though albini succeeded in paring down bedhead’s sound to its absolute essentials, he also simultaneously steered the quintet towards some of their heaviest material.  the back half of “extramundane” sounds like it was written by a garage rock alter ego of bedhead, and “psychosomatica” is clearly the band’s last chance to completely let loose.  loud and soft were integral components of bedhead’s music, though they were usually addressed on separate tracks; this remained true to the end, and the unresolved conflict of the band’s two extremes remains one of the most fascinating aspects of their career.  but, in true bedhead fashion, the last notes to ever be tracked by them are comfortably arpeggiated chords, supported by lackadaisical common-time drumming.  perhaps that’s some sort of indicator, or perhaps the kadane brothers were just felt like burning slowly.

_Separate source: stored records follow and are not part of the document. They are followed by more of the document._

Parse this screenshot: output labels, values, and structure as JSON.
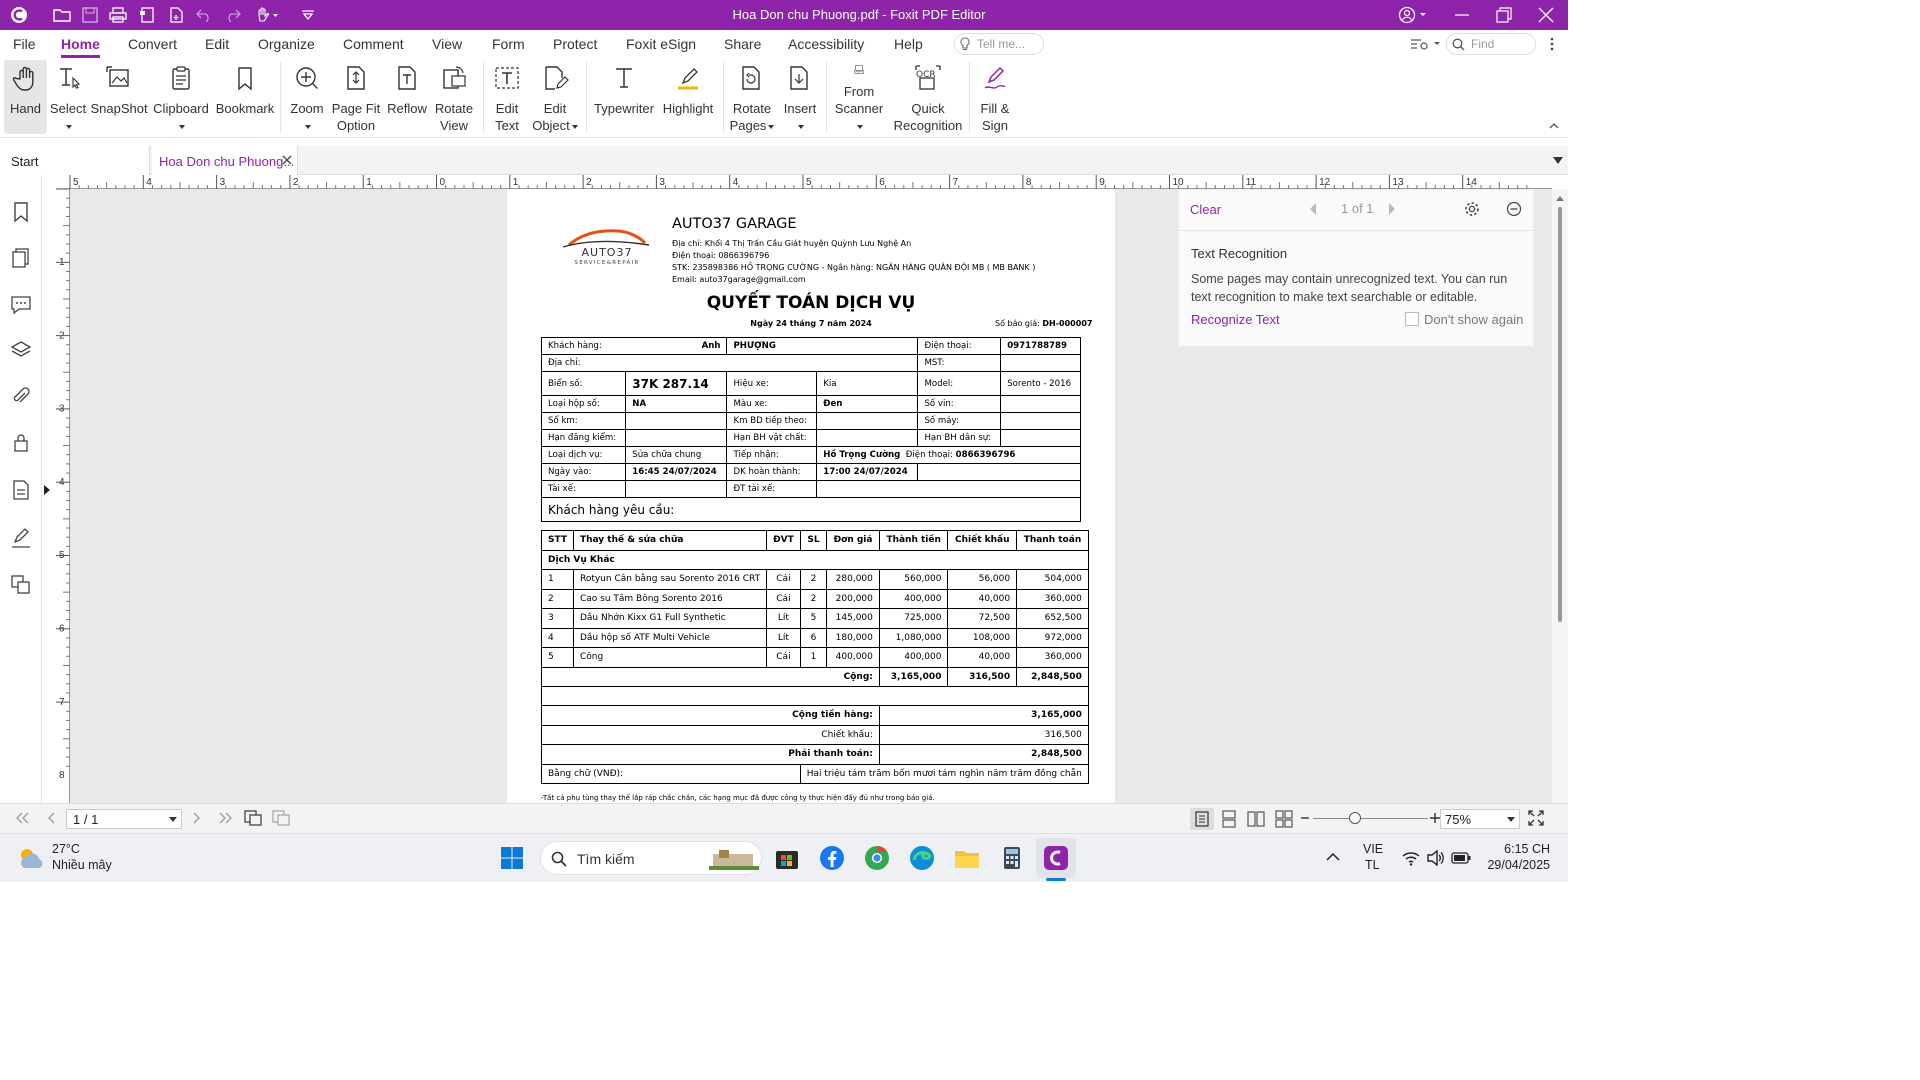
{
  "titlebar": {
    "title": "Hoa Don chu Phuong.pdf - Foxit PDF Editor",
    "accent": "#8e24aa"
  },
  "menu": {
    "items": [
      "File",
      "Home",
      "Convert",
      "Edit",
      "Organize",
      "Comment",
      "View",
      "Form",
      "Protect",
      "Foxit eSign",
      "Share",
      "Accessibility",
      "Help"
    ],
    "tell_me": "Tell me...",
    "find": "Find"
  },
  "ribbon": {
    "hand": "Hand",
    "select": "Select",
    "snapshot": "SnapShot",
    "clipboard": "Clipboard",
    "bookmark": "Bookmark",
    "zoom": "Zoom",
    "page_fit": "Page Fit\nOption",
    "reflow": "Reflow",
    "rotate_view": "Rotate\nView",
    "edit_text": "Edit\nText",
    "edit_object": "Edit\nObject",
    "typewriter": "Typewriter",
    "highlight": "Highlight",
    "rotate_pages": "Rotate\nPages",
    "insert": "Insert",
    "from_scanner": "From\nScanner",
    "quick_recognition": "Quick\nRecognition",
    "fill_sign": "Fill &\nSign"
  },
  "tabs": {
    "start": "Start",
    "doc": "Hoa Don chu Phuong..."
  },
  "ruler": {
    "top": [
      "5",
      "4",
      "3",
      "2",
      "1",
      "0",
      "1",
      "2",
      "3",
      "4",
      "5",
      "6",
      "7",
      "8",
      "9",
      "10",
      "11",
      "12",
      "13",
      "14"
    ],
    "left": [
      "1",
      "2",
      "3",
      "4",
      "5",
      "6",
      "7",
      "8"
    ]
  },
  "ocr_panel": {
    "clear": "Clear",
    "counter": "1 of 1",
    "heading": "Text Recognition",
    "body": "Some pages may contain unrecognized text. You can run text recognition to make text searchable or editable.",
    "recognize": "Recognize Text",
    "dont_show": "Don't show again"
  },
  "doc": {
    "logo_main": "AUTO37",
    "logo_sub": "SERVICE&REPAIR",
    "company": "AUTO37 GARAGE",
    "address": "Địa chỉ: Khối 4 Thị Trấn Cầu Giát huyện Quỳnh Lưu Nghệ An",
    "phone": "Điện thoại: 0866396796",
    "bank": "STK: 235898386 HỒ TRỌNG CƯỜNG - Ngân hàng: NGÂN HÀNG QUÂN ĐỘI MB ( MB BANK )",
    "email": "Email: auto37garage@gmail.com",
    "title": "QUYẾT TOÁN DỊCH VỤ",
    "date": "Ngày 24 tháng 7 năm 2024",
    "quote_label": "Số báo giá:",
    "quote_no": "DH-000007",
    "info": {
      "kh_label": "Khách hàng:",
      "kh_title": "Anh",
      "kh_name": "PHƯỢNG",
      "dt_label": "Điện thoại:",
      "dt": "0971788789",
      "dc_label": "Địa chỉ:",
      "mst_label": "MST:",
      "bs_label": "Biển số:",
      "bs": "37K 287.14",
      "hx_label": "Hiệu xe:",
      "hx": "Kia",
      "model_label": "Model:",
      "model": "Sorento - 2016",
      "lhs_label": "Loại hộp số:",
      "lhs": "NA",
      "mx_label": "Màu xe:",
      "mx": "Đen",
      "vin_label": "Số vin:",
      "km_label": "Số km:",
      "kmbd_label": "Km BD tiếp theo:",
      "sm_label": "Số máy:",
      "hdk_label": "Hạn đăng kiểm:",
      "hbhvc_label": "Hạn BH vật chất:",
      "hbhds_label": "Hạn BH dân sự:",
      "ldv_label": "Loại dịch vụ:",
      "ldv": "Sửa chữa chung",
      "tn_label": "Tiếp nhận:",
      "tn": "Hồ Trọng Cường",
      "tn_dt_label": "Điện thoại:",
      "tn_dt": "0866396796",
      "nv_label": "Ngày vào:",
      "nv": "16:45 24/07/2024",
      "dkht_label": "DK hoàn thành:",
      "dkht": "17:00 24/07/2024",
      "tx_label": "Tài xế:",
      "dttx_label": "ĐT tài xế:",
      "yc_label": "Khách hàng yêu cầu:"
    },
    "items_header": [
      "STT",
      "Thay thế & sửa chữa",
      "ĐVT",
      "SL",
      "Đơn giá",
      "Thành tiền",
      "Chiết khấu",
      "Thanh toán"
    ],
    "group": "Dịch Vụ Khác",
    "items": [
      [
        "1",
        "Rotyun Cân bằng sau Sorento 2016 CRT",
        "Cái",
        "2",
        "280,000",
        "560,000",
        "56,000",
        "504,000"
      ],
      [
        "2",
        "Cao su Tăm Bông Sorento 2016",
        "Cái",
        "2",
        "200,000",
        "400,000",
        "40,000",
        "360,000"
      ],
      [
        "3",
        "Dầu Nhớn Kixx G1 Full Synthetic",
        "Lít",
        "5",
        "145,000",
        "725,000",
        "72,500",
        "652,500"
      ],
      [
        "4",
        "Dầu hộp số ATF Multi Vehicle",
        "Lít",
        "6",
        "180,000",
        "1,080,000",
        "108,000",
        "972,000"
      ],
      [
        "5",
        "Công",
        "Cái",
        "1",
        "400,000",
        "400,000",
        "40,000",
        "360,000"
      ]
    ],
    "subtotal_label": "Cộng:",
    "subtotal": [
      "3,165,000",
      "316,500",
      "2,848,500"
    ],
    "sum_goods_label": "Cộng tiền hàng:",
    "sum_goods": "3,165,000",
    "discount_label": "Chiết khấu:",
    "discount": "316,500",
    "pay_label": "Phải thanh toán:",
    "pay": "2,848,500",
    "words_label": "Bằng chữ (VNĐ):",
    "words": "Hai triệu tám trăm bốn mươi tám nghìn năm trăm đồng chẵn",
    "footnote": "-Tất cả phụ tùng thay thế lắp ráp chắc chắn, các hạng mục đã được công ty thực hiện đầy đủ như trong báo giá."
  },
  "status": {
    "page": "1 / 1",
    "zoom": "75%"
  },
  "taskbar": {
    "temp": "27°C",
    "weather": "Nhiều mây",
    "search": "Tìm kiếm",
    "lang1": "VIE",
    "lang2": "TL",
    "time": "6:15 CH",
    "date": "29/04/2025"
  }
}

bedhead left an indelible mark on at least some aspect of indie rock’s trajectory by the time their six-year run came to an end in 1998.  death cab for cutie would release their seminal something about airplanes the following year, an album that retained bedhead’s loose, live approach towards recording, and it’s hard not to hear the influence of matt and bubba kadane on ben gibbard’s vocal delivery.  their three-guitar method would crop up soon in another popular austin-based band – explosions in the sky – and the quintet’s orchestral approach to songwriting undoubtedly weighed heavily on musical decisions by countless post-rock outfits.  along with other 1990s staples like codeine and low, bedhead was a shining example of how slow music didn’t necessarily have to be boring music.  whether they meant to or not, five guys from texas inspired an entire generation of musicians who dared to play below ninety beats per minute.  now their entire output is available in one tidy package; pick up 1992-1998 here.